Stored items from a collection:
++++++
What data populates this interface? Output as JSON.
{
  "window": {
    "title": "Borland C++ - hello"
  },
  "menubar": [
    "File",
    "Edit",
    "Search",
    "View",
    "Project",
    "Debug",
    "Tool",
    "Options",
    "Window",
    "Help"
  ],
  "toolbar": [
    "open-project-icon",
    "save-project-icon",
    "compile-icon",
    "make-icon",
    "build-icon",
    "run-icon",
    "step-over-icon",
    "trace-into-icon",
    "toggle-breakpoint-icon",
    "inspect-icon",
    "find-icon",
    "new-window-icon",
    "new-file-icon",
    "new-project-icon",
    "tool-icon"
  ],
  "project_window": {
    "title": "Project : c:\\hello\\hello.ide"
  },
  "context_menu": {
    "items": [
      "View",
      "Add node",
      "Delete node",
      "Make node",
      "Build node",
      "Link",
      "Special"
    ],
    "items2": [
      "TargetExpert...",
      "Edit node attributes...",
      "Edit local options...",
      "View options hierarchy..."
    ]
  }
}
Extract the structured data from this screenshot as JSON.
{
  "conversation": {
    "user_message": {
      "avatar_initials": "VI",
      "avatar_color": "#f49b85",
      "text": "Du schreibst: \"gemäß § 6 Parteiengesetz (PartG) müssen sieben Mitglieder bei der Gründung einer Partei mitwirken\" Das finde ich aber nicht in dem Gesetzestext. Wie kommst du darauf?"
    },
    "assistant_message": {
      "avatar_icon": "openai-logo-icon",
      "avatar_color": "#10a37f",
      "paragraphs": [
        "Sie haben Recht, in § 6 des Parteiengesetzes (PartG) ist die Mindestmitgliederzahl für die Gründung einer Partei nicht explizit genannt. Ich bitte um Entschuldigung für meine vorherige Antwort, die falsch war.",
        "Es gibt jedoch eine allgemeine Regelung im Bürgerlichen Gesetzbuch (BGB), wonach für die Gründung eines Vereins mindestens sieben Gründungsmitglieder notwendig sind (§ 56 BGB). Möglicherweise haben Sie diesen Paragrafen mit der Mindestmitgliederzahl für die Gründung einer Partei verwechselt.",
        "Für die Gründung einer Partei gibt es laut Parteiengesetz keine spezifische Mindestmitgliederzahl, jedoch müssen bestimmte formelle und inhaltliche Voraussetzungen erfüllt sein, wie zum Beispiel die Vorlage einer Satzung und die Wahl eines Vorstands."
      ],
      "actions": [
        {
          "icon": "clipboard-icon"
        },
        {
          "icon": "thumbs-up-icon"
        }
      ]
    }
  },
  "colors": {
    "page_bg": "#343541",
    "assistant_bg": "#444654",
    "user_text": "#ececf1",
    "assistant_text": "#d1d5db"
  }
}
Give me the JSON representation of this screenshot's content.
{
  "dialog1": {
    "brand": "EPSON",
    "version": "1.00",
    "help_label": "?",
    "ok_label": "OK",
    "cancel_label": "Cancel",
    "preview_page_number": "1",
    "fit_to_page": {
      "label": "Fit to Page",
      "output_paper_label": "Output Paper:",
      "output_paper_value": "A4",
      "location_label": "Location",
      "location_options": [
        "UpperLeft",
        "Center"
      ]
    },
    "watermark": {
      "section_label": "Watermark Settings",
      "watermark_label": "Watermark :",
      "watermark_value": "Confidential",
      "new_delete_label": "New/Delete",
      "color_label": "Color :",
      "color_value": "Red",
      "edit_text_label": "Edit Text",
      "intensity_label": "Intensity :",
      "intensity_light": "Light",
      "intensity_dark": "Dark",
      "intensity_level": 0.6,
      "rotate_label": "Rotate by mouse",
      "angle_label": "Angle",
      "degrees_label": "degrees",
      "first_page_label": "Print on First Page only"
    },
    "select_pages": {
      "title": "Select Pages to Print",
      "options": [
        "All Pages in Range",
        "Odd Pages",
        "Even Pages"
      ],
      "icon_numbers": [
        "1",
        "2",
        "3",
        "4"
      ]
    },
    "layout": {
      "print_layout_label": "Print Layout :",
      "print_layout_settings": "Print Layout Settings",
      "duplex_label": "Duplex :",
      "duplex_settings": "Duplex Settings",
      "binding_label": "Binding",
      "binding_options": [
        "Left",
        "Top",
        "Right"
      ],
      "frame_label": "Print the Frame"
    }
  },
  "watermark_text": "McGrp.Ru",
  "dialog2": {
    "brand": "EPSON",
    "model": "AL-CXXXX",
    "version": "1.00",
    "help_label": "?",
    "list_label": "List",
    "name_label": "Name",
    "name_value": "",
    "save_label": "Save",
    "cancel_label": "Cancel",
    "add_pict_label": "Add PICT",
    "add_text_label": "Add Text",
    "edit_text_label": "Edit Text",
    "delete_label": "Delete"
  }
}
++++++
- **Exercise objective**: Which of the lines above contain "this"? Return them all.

- **Response to the task**:
What data populates this interface? Output as JSON.
Extract the structured data from this screenshot as JSON.
Give me the JSON representation of this screenshot's content.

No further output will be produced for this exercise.